2020 Theses Doctoral
Essays in Health Economics
This dissertation consists of three essays in health economics, paying special attention to neonatal care provision and newborn health outcomes in the United States.

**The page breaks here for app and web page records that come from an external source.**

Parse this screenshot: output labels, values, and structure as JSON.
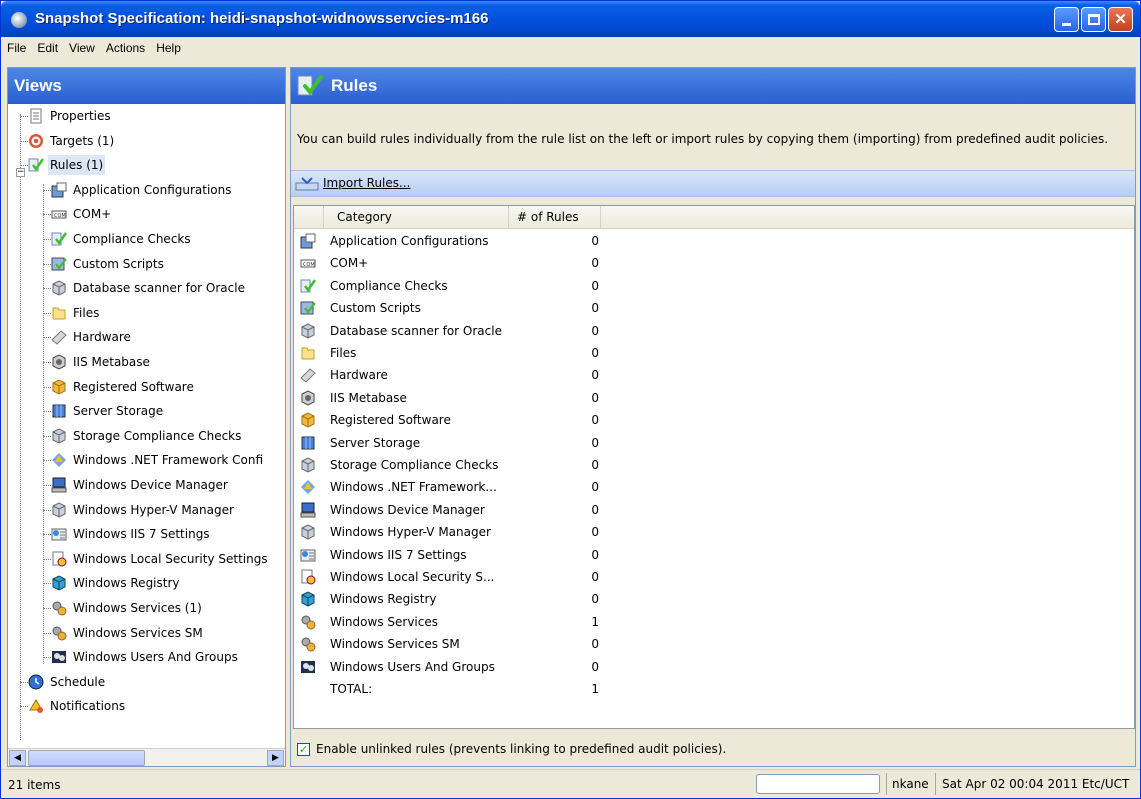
{
  "window": {
    "title": "Snapshot Specification: heidi-snapshot-widnowsservcies-m166"
  },
  "menu": [
    "File",
    "Edit",
    "View",
    "Actions",
    "Help"
  ],
  "views": {
    "title": "Views",
    "tree": [
      {
        "label": "Properties",
        "icon": "properties-icon"
      },
      {
        "label": "Targets (1)",
        "icon": "target-icon"
      },
      {
        "label": "Rules (1)",
        "icon": "rules-icon",
        "selected": true
      },
      {
        "label": "Application Configurations",
        "icon": "app-config-icon"
      },
      {
        "label": "COM+",
        "icon": "com-icon"
      },
      {
        "label": "Compliance Checks",
        "icon": "compliance-icon"
      },
      {
        "label": "Custom Scripts",
        "icon": "script-icon"
      },
      {
        "label": "Database scanner for Oracle",
        "icon": "database-icon"
      },
      {
        "label": "Files",
        "icon": "folder-icon"
      },
      {
        "label": "Hardware",
        "icon": "hardware-icon"
      },
      {
        "label": "IIS Metabase",
        "icon": "iis-icon"
      },
      {
        "label": "Registered Software",
        "icon": "software-icon"
      },
      {
        "label": "Server Storage",
        "icon": "storage-icon"
      },
      {
        "label": "Storage Compliance Checks",
        "icon": "storage-compliance-icon"
      },
      {
        "label": "Windows .NET Framework Confi",
        "icon": "dotnet-icon"
      },
      {
        "label": "Windows Device Manager",
        "icon": "device-manager-icon"
      },
      {
        "label": "Windows Hyper-V Manager",
        "icon": "hyperv-icon"
      },
      {
        "label": "Windows IIS 7 Settings",
        "icon": "iis7-icon"
      },
      {
        "label": "Windows Local Security Settings",
        "icon": "security-icon"
      },
      {
        "label": "Windows Registry",
        "icon": "registry-icon"
      },
      {
        "label": "Windows Services (1)",
        "icon": "services-icon"
      },
      {
        "label": "Windows Services SM",
        "icon": "services-icon"
      },
      {
        "label": "Windows Users And Groups",
        "icon": "users-icon"
      },
      {
        "label": "Schedule",
        "icon": "schedule-icon"
      },
      {
        "label": "Notifications",
        "icon": "notifications-icon"
      }
    ]
  },
  "rules": {
    "title": "Rules",
    "description": "You can build rules individually from the rule list on the left or import rules by copying them (importing) from predefined audit policies.",
    "import_label": "Import Rules...",
    "columns": [
      "Category",
      "# of Rules"
    ],
    "rows": [
      {
        "category": "Application Configurations",
        "count": "0",
        "icon": "app-config-icon"
      },
      {
        "category": "COM+",
        "count": "0",
        "icon": "com-icon"
      },
      {
        "category": "Compliance Checks",
        "count": "0",
        "icon": "compliance-icon"
      },
      {
        "category": "Custom Scripts",
        "count": "0",
        "icon": "script-icon"
      },
      {
        "category": "Database scanner for Oracle",
        "count": "0",
        "icon": "database-icon"
      },
      {
        "category": "Files",
        "count": "0",
        "icon": "folder-icon"
      },
      {
        "category": "Hardware",
        "count": "0",
        "icon": "hardware-icon"
      },
      {
        "category": "IIS Metabase",
        "count": "0",
        "icon": "iis-icon"
      },
      {
        "category": "Registered Software",
        "count": "0",
        "icon": "software-icon"
      },
      {
        "category": "Server Storage",
        "count": "0",
        "icon": "storage-icon"
      },
      {
        "category": "Storage Compliance Checks",
        "count": "0",
        "icon": "storage-compliance-icon"
      },
      {
        "category": "Windows .NET Framework...",
        "count": "0",
        "icon": "dotnet-icon"
      },
      {
        "category": "Windows Device Manager",
        "count": "0",
        "icon": "device-manager-icon"
      },
      {
        "category": "Windows Hyper-V Manager",
        "count": "0",
        "icon": "hyperv-icon"
      },
      {
        "category": "Windows IIS 7 Settings",
        "count": "0",
        "icon": "iis7-icon"
      },
      {
        "category": "Windows Local Security S...",
        "count": "0",
        "icon": "security-icon"
      },
      {
        "category": "Windows Registry",
        "count": "0",
        "icon": "registry-icon"
      },
      {
        "category": "Windows Services",
        "count": "1",
        "icon": "services-icon"
      },
      {
        "category": "Windows Services SM",
        "count": "0",
        "icon": "services-icon"
      },
      {
        "category": "Windows Users And Groups",
        "count": "0",
        "icon": "users-icon"
      },
      {
        "category": "TOTAL:",
        "count": "1",
        "icon": ""
      }
    ],
    "enable_unlinked_label": "Enable unlinked rules (prevents linking to predefined audit policies).",
    "enable_unlinked_checked": true
  },
  "status": {
    "items": "21 items",
    "user": "nkane",
    "datetime": "Sat Apr 02 00:04 2011 Etc/UCT"
  },
  "colors": {
    "titlebar": "#0352dd",
    "panel_header": "#2a5fd0",
    "selection": "#dde6f5",
    "window_bg": "#ece9d8"
  }
}
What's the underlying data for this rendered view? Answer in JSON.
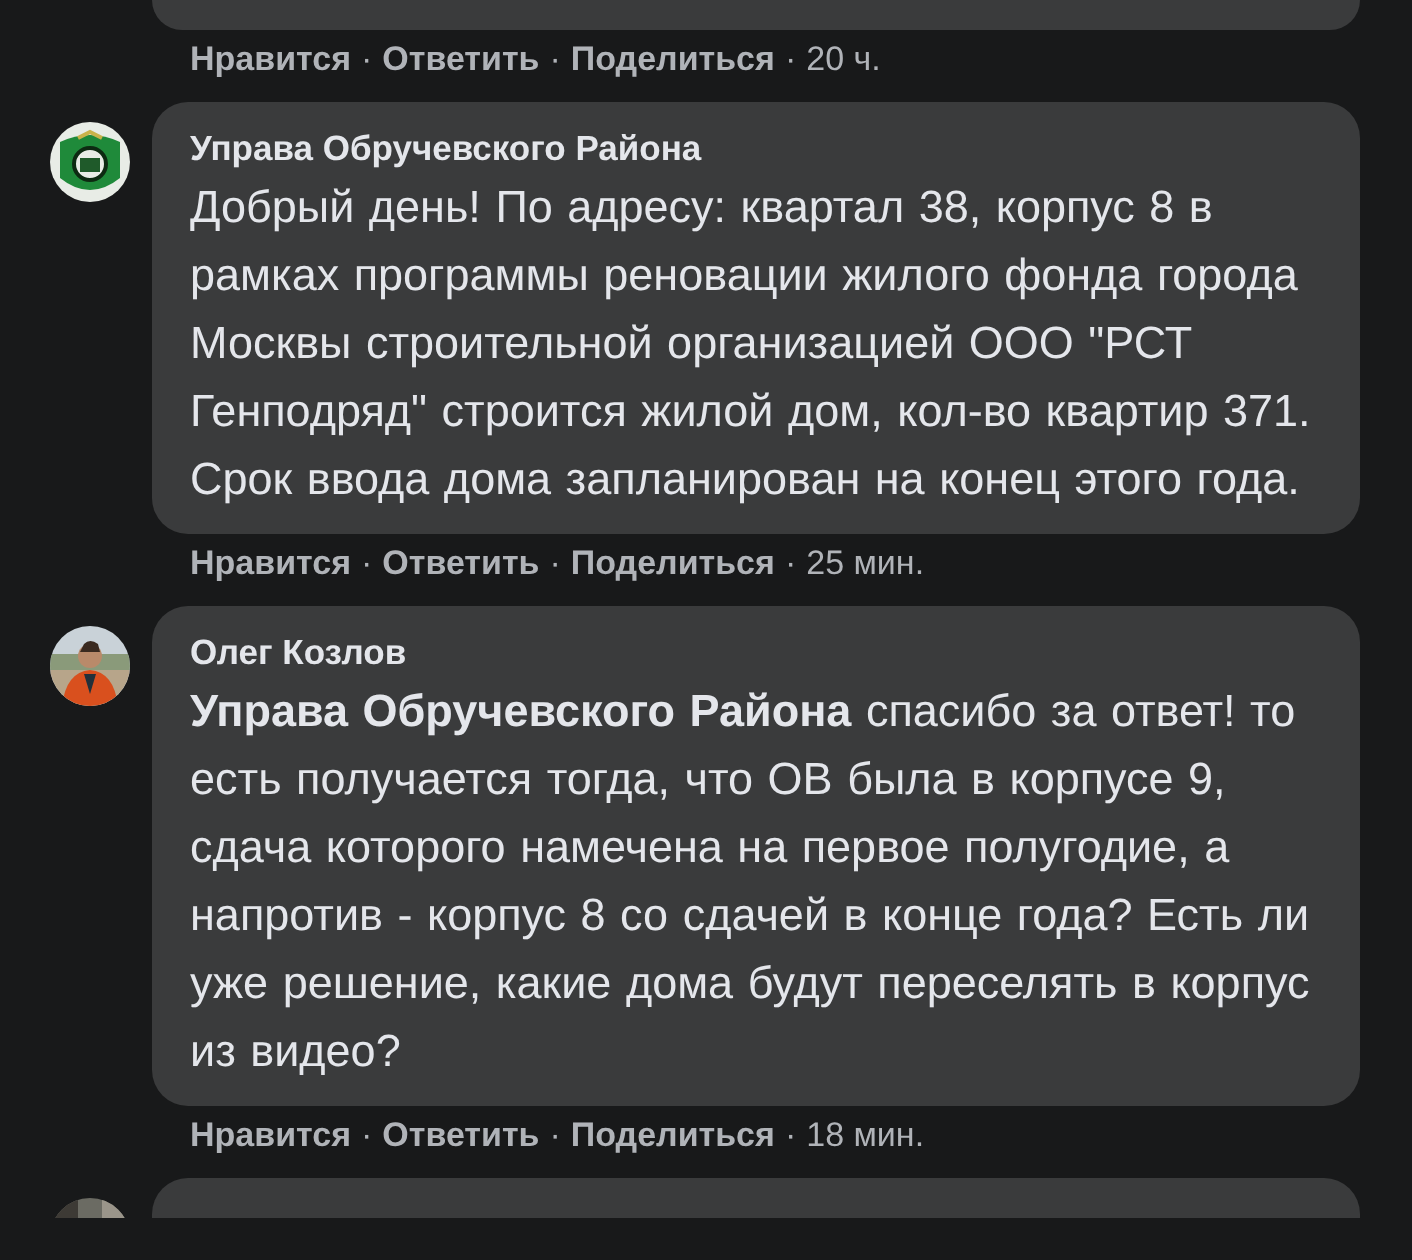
{
  "previous_comment": {
    "actions": [
      "Нравится",
      "Ответить",
      "Поделиться"
    ],
    "separator": "·",
    "time": "20 ч."
  },
  "comments": [
    {
      "author": "Управа Обручевского Района",
      "avatar": {
        "kind": "emblem"
      },
      "text": "Добрый день! По адресу: квартал 38, корпус 8 в рамках программы реновации жилого фонда города Москвы строительной организацией ООО \"РСТ Генподряд\" строится жилой дом, кол-во квартир 371. Срок ввода дома запланирован на конец этого года.",
      "actions": [
        "Нравится",
        "Ответить",
        "Поделиться"
      ],
      "separator": "·",
      "time": "25 мин."
    },
    {
      "author": "Олег Козлов",
      "text": "**Управа Обручевского Района** спасибо за ответ! то есть получается тогда, что ОВ была в корпусе 9, сдача которого намечена на первое полугодие, а напротив - корпус 8 со сдачей в конце года? Есть ли уже решение, какие дома будут переселять в корпус из видео?",
      "actions": [
        "Нравится",
        "Ответить",
        "Поделиться"
      ],
      "separator": "·",
      "time": "18 мин."
    }
  ]
}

The first chapter evaluates physician productivity, focusing on the matching between physician skills and patient conditions. High U.S. spending on health care is commonly attributed to its intensity of specialized, high-tech medical care. A growing body of research focuses on physicians whose medical decisions shape treatment intensity, costs, and patient outcomes. Often overlooked in this research is the assignment of physician skills to patient conditions, which may strongly affect health outcomes and productivity. This matching may be especially important in the case of hospital admissions as high-frequency fluctuations in patient flow make it challenging to maintain effective matches between the best-suited physicians and their patients. This paper focuses on hospitals’ responses to demand shocks induced by unscheduled high-risk admissions. I show that these demand shocks result in physician–patient mismatches when hospitals are congested. Specifically, highly specialized physicians who are brought in to treat unscheduled high-risk admissions also treat previously admitted lower-risk patients. This leads to increased treatment intensity for lower-risk patients, which I attribute to persistence in physician practice style. Despite the greater treatment intensity, I find no detectable improvement in health outcomes, which prima facie could be viewed as waste. However, the mismatches observed only at high congestion levels more likely reflect hospitals’ careful assessment of costs and benefits when assigning physicians to patients – maintaining preferred physician–patient matching can be particularly costly when congestion is high. My findings highlight the need to consider both heterogeneity within patient and physician type, and furthermore show how the common phenomenon of demand uncertainty can promote mismatch between these types.
The second chapter assesses hospital self-reported facility data quality using annual Institutional Cost Report (ICR). In the United States, hospital facilities are under public and government supervision. The central motivation behind this is that overbuilding and redundancy in health care facilities will lead to overutilization and higher health care costs. However, little is known about the effectiveness of these facility regulation policies. Taking certified capacities recorded by the Department of Health as reliable benchmarks, this paper presents evidence that hospitals upcode their neonatal intensive care unit (NICU) bed levels when reporting capacities in ICR. Reported NICU utilization in ICR is mostly under the top level NICU bed, which matches the bed capacity upcoding pattern. This indicates either significant overutilization which leads to NICU overcrowding, or upcoding in medical billing that results in inflated medical charges. Findings in this paper point to a potentially effective way for regulators and insurers to limit overutilization – improving hospitals’ compliance with their certified capacities. This paper also provides important guidelines for a large body of research that uses ICR data by developing an assessment of ICR data quality.
The third chapter, which is joint work with Douglas Almond, measures gender inequality in perinatal health among Chinese-American newborns. The literature on “missing girls" suggests a net preference for sons both in China and among Chinese immigrants to the West. Perhaps surprisingly, we find that newborn Chinese-American girls are treated more intensively in US hospitals: they are kept longer following delivery, have more medical procedures performed, and have more hospital charges than predicted (by the non-Chinese gender difference). What might explain more aggressive medical treatment? We posit that hospitals are responding to worse health at birth of Chinese-American girls. We document higher rates of low birth weight, congenital anomalies, maternal hypertension, and lower APGAR scores among Chinese American girls – outcomes recorded prior to intensive neonatal medical care and relative to the non-Chinese gender gap. To the best of our knowledge, we are the first to find that son preference may also compromise “survivor" health at birth. On net, compromised newborn health seems to outweigh the benefit of more aggressive neonatal hospital care for girls. Relative to non-Chinese gender differences, death on the first day of life and in the post-neonatal period is more common among Chinese-American girls, i.e. later than sex selection is typically believed to occur.
- Cheng_columbia_0054D_15882.pdf application/pdf 1.96 MB Download File
More About This Work
- Academic Units
- Thesis Advisors
- Almond, Douglas V.
- Ph.D., Columbia University
- Published Here
- July 10, 2020